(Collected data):
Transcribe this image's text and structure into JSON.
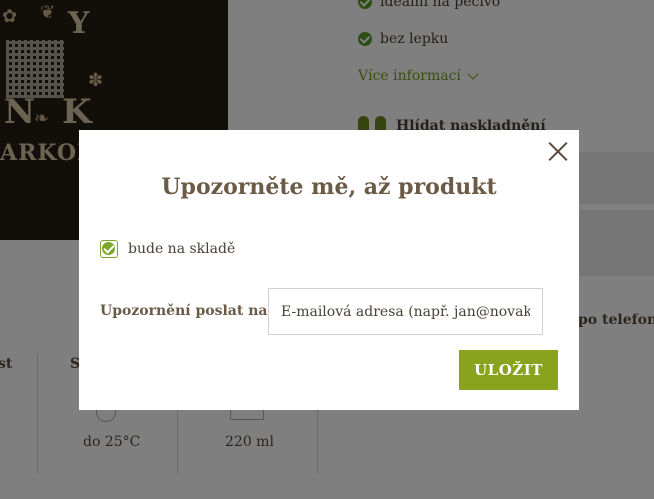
{
  "background": {
    "product_image": {
      "label_y": "Y",
      "label_n": "N",
      "label_k": "K",
      "label_brand": "ARKOLA"
    },
    "features": [
      {
        "text": "ideální na pečivo"
      },
      {
        "text": "bez lepku"
      }
    ],
    "more_info": "Více informací",
    "watch_stock": "Hlídat naskladnění",
    "phone_text": "po telefonu?",
    "spec_fragments": [
      "st",
      "S"
    ],
    "spec_values": [
      "do 25°C",
      "220 ml"
    ]
  },
  "modal": {
    "title": "Upozorněte mě, až produkt",
    "stock_option": "bude na skladě",
    "stock_checked": true,
    "email_label": "Upozornění poslat na",
    "required_mark": "*",
    "email_placeholder": "E-mailová adresa (např. jan@novak.cz)",
    "email_value": "",
    "save_label": "ULOŽIT"
  },
  "colors": {
    "accent": "#8aa31e",
    "check_green": "#5b9a2b",
    "title_brown": "#6b5a45",
    "required_red": "#d0342c",
    "overlay": "rgba(0,0,0,0.5)"
  }
}
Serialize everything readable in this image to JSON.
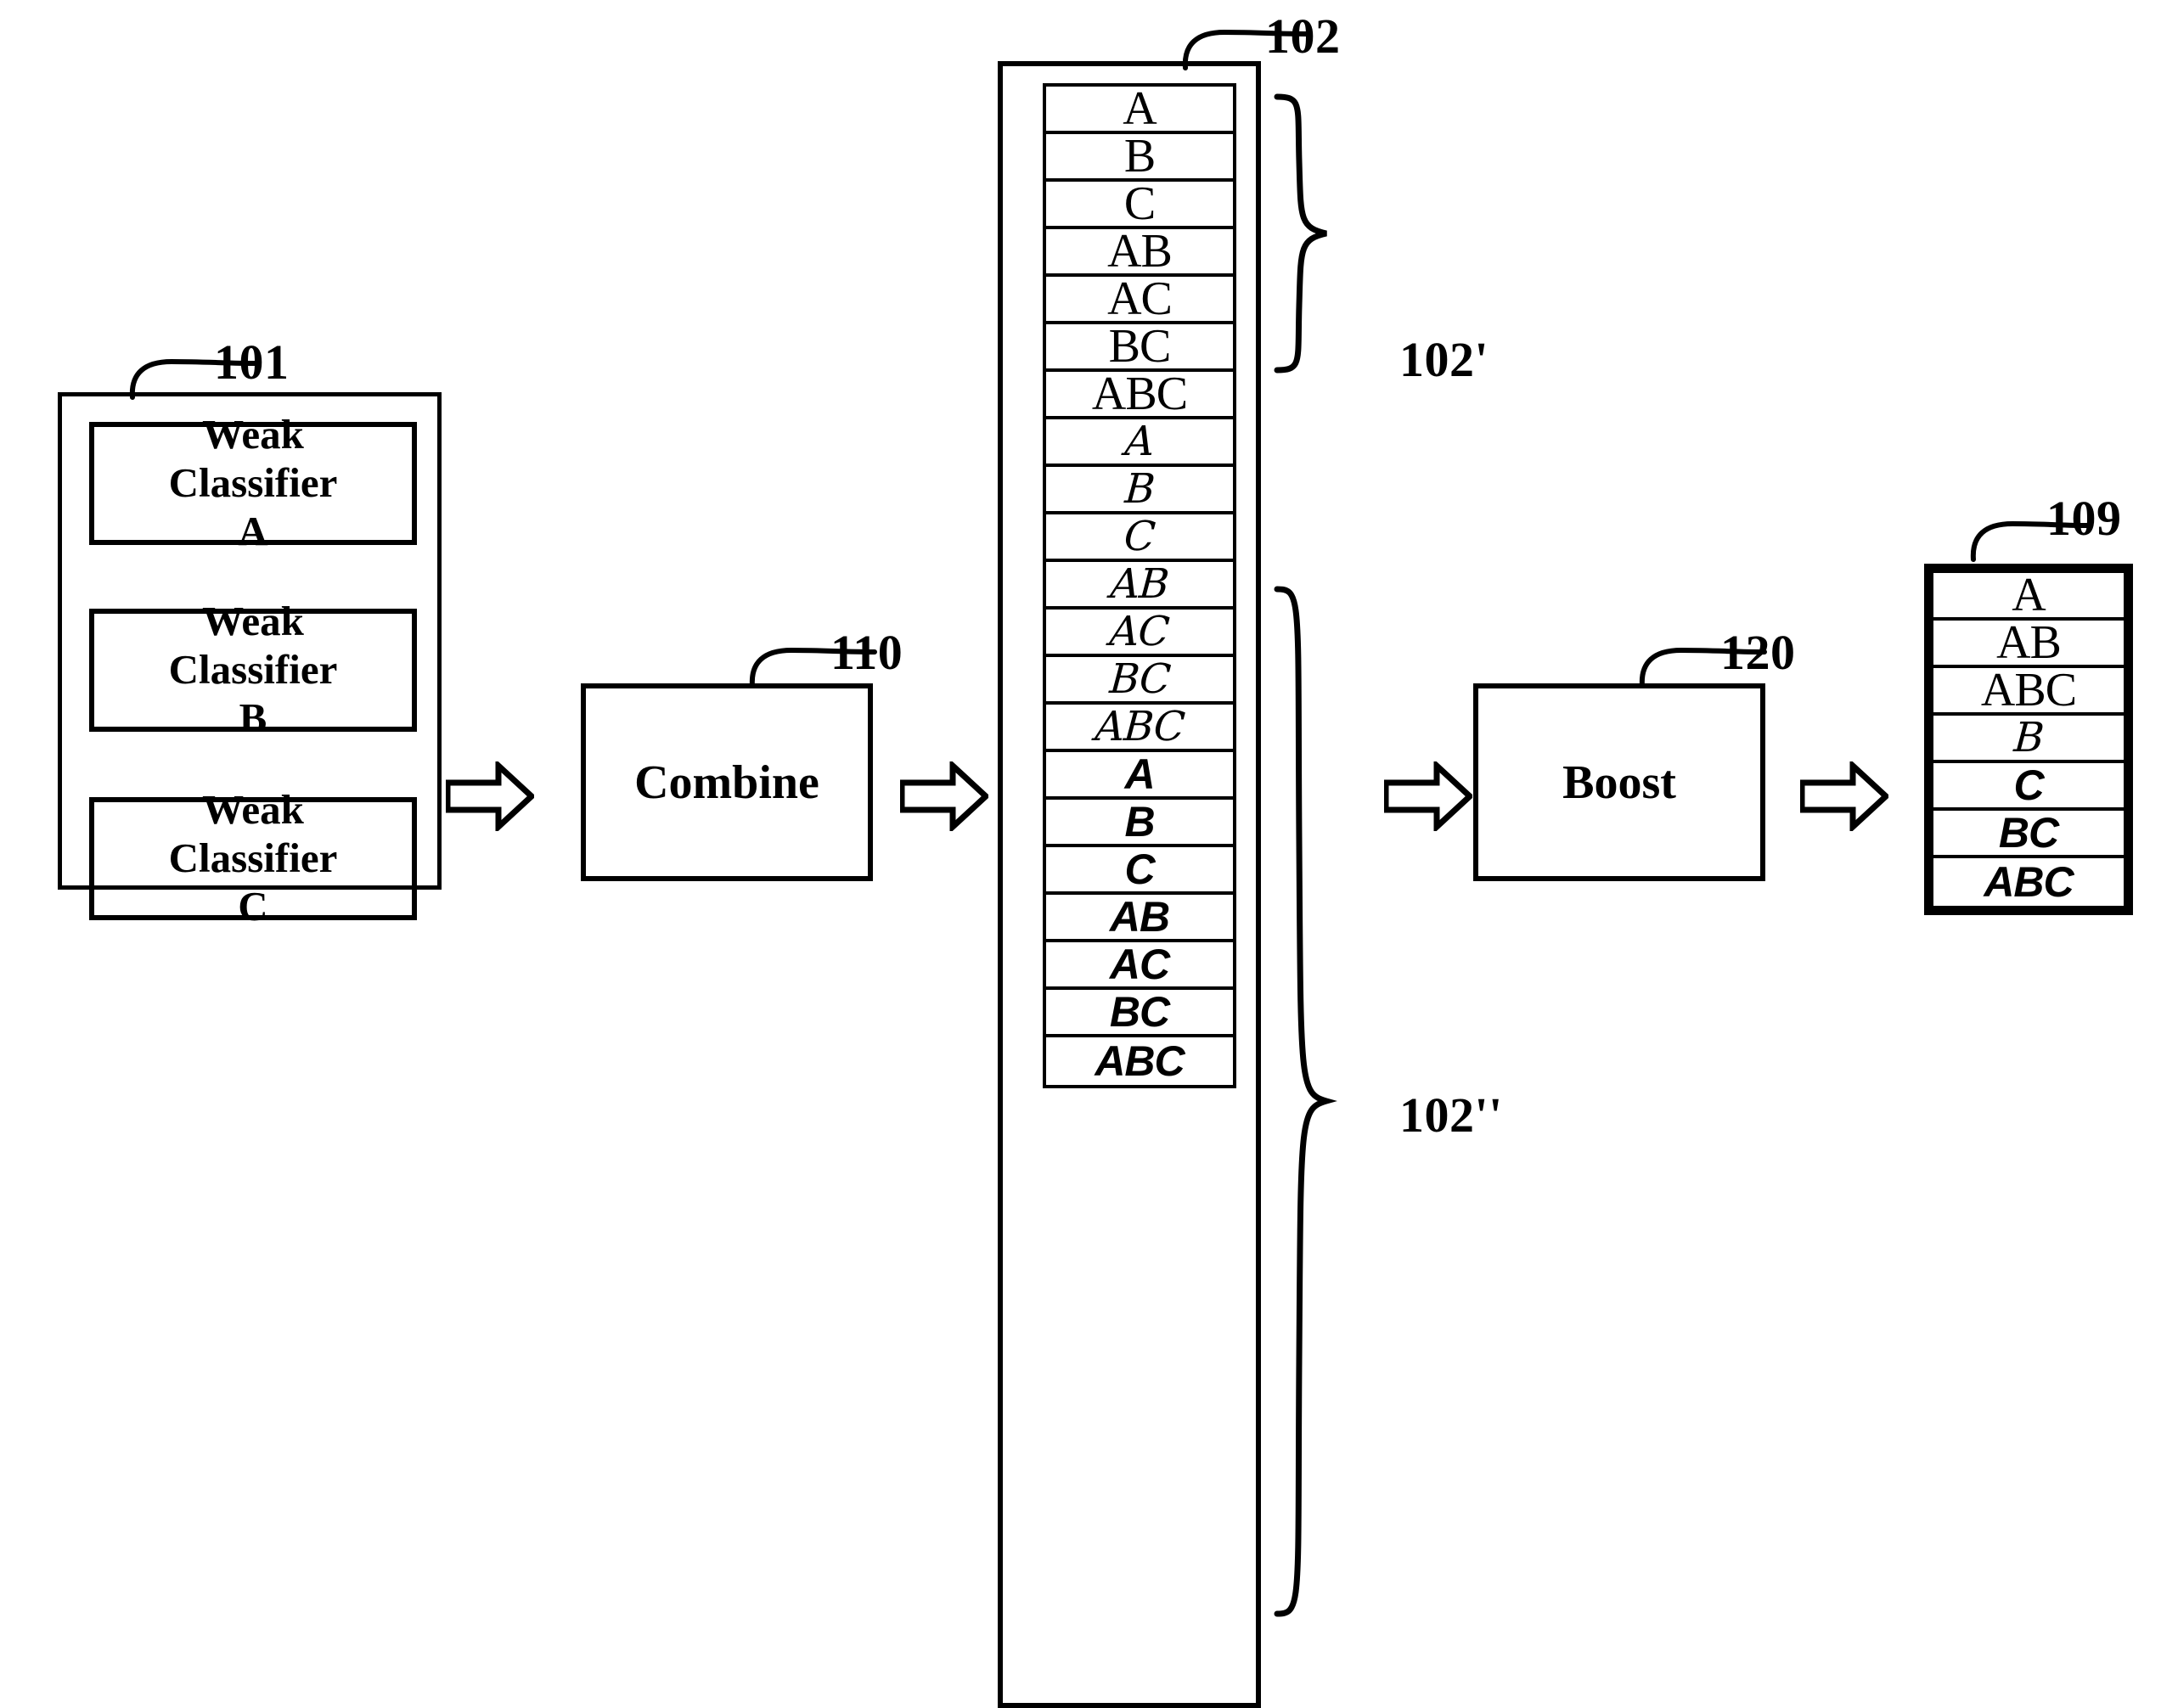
{
  "figure": {
    "title": "Weak classifier combination and boosting block diagram",
    "line_color": "#000000",
    "background": "#ffffff"
  },
  "refs": {
    "weak_classifier_group": "101",
    "feature_pool": "102",
    "pool_group_first": "102'",
    "pool_group_second": "102''",
    "combine_stage": "110",
    "boost_stage": "120",
    "output_set": "109"
  },
  "weak_classifiers": {
    "ref": "101",
    "items": [
      {
        "line1": "Weak",
        "line2": "Classifier",
        "line3": "A"
      },
      {
        "line1": "Weak",
        "line2": "Classifier",
        "line3": "B"
      },
      {
        "line1": "Weak",
        "line2": "Classifier",
        "line3": "C"
      }
    ]
  },
  "stages": {
    "combine": {
      "label": "Combine",
      "ref": "110"
    },
    "boost": {
      "label": "Boost",
      "ref": "120"
    }
  },
  "arrows": {
    "glyph": "block-arrow-right",
    "count": 4,
    "direction": "right"
  },
  "feature_pool": {
    "ref": "102",
    "groups": [
      {
        "ref": "102'",
        "style": "roman",
        "rows": [
          "A",
          "B",
          "C",
          "AB",
          "AC",
          "BC",
          "ABC"
        ]
      },
      {
        "ref": "102''",
        "style": "script",
        "rows": [
          "A",
          "B",
          "C",
          "AB",
          "AC",
          "BC",
          "ABC"
        ]
      },
      {
        "ref": "102''",
        "style": "bold-italic-sans",
        "rows": [
          "A",
          "B",
          "C",
          "AB",
          "AC",
          "BC",
          "ABC"
        ]
      }
    ]
  },
  "output_set": {
    "ref": "109",
    "rows": [
      {
        "text": "A",
        "style": "roman"
      },
      {
        "text": "AB",
        "style": "roman"
      },
      {
        "text": "ABC",
        "style": "roman"
      },
      {
        "text": "B",
        "style": "script"
      },
      {
        "text": "C",
        "style": "bold-italic-sans"
      },
      {
        "text": "BC",
        "style": "bold-italic-sans"
      },
      {
        "text": "ABC",
        "style": "bold-italic-sans"
      }
    ]
  }
}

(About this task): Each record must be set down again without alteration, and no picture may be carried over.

(Task answer):
Transcribe this image's text and structure into JSON.
{
  "background": {
    "product_image": {
      "label_y": "Y",
      "label_n": "N",
      "label_k": "K",
      "label_brand": "ARKOLA"
    },
    "features": [
      {
        "text": "ideální na pečivo"
      },
      {
        "text": "bez lepku"
      }
    ],
    "more_info": "Více informací",
    "watch_stock": "Hlídat naskladnění",
    "phone_text": "po telefonu?",
    "spec_fragments": [
      "st",
      "S"
    ],
    "spec_values": [
      "do 25°C",
      "220 ml"
    ]
  },
  "modal": {
    "title": "Upozorněte mě, až produkt",
    "stock_option": "bude na skladě",
    "stock_checked": true,
    "email_label": "Upozornění poslat na",
    "required_mark": "*",
    "email_placeholder": "E-mailová adresa (např. jan@novak.cz)",
    "email_value": "",
    "save_label": "ULOŽIT"
  },
  "colors": {
    "accent": "#8aa31e",
    "check_green": "#5b9a2b",
    "title_brown": "#6b5a45",
    "required_red": "#d0342c",
    "overlay": "rgba(0,0,0,0.5)"
  }
}
Serialize everything readable in this image to JSON.
{
  "figure": {
    "title": "Weak classifier combination and boosting block diagram",
    "line_color": "#000000",
    "background": "#ffffff"
  },
  "refs": {
    "weak_classifier_group": "101",
    "feature_pool": "102",
    "pool_group_first": "102'",
    "pool_group_second": "102''",
    "combine_stage": "110",
    "boost_stage": "120",
    "output_set": "109"
  },
  "weak_classifiers": {
    "ref": "101",
    "items": [
      {
        "line1": "Weak",
        "line2": "Classifier",
        "line3": "A"
      },
      {
        "line1": "Weak",
        "line2": "Classifier",
        "line3": "B"
      },
      {
        "line1": "Weak",
        "line2": "Classifier",
        "line3": "C"
      }
    ]
  },
  "stages": {
    "combine": {
      "label": "Combine",
      "ref": "110"
    },
    "boost": {
      "label": "Boost",
      "ref": "120"
    }
  },
  "arrows": {
    "glyph": "block-arrow-right",
    "count": 4,
    "direction": "right"
  },
  "feature_pool": {
    "ref": "102",
    "groups": [
      {
        "ref": "102'",
        "style": "roman",
        "rows": [
          "A",
          "B",
          "C",
          "AB",
          "AC",
          "BC",
          "ABC"
        ]
      },
      {
        "ref": "102''",
        "style": "script",
        "rows": [
          "A",
          "B",
          "C",
          "AB",
          "AC",
          "BC",
          "ABC"
        ]
      },
      {
        "ref": "102''",
        "style": "bold-italic-sans",
        "rows": [
          "A",
          "B",
          "C",
          "AB",
          "AC",
          "BC",
          "ABC"
        ]
      }
    ]
  },
  "output_set": {
    "ref": "109",
    "rows": [
      {
        "text": "A",
        "style": "roman"
      },
      {
        "text": "AB",
        "style": "roman"
      },
      {
        "text": "ABC",
        "style": "roman"
      },
      {
        "text": "B",
        "style": "script"
      },
      {
        "text": "C",
        "style": "bold-italic-sans"
      },
      {
        "text": "BC",
        "style": "bold-italic-sans"
      },
      {
        "text": "ABC",
        "style": "bold-italic-sans"
      }
    ]
  }
}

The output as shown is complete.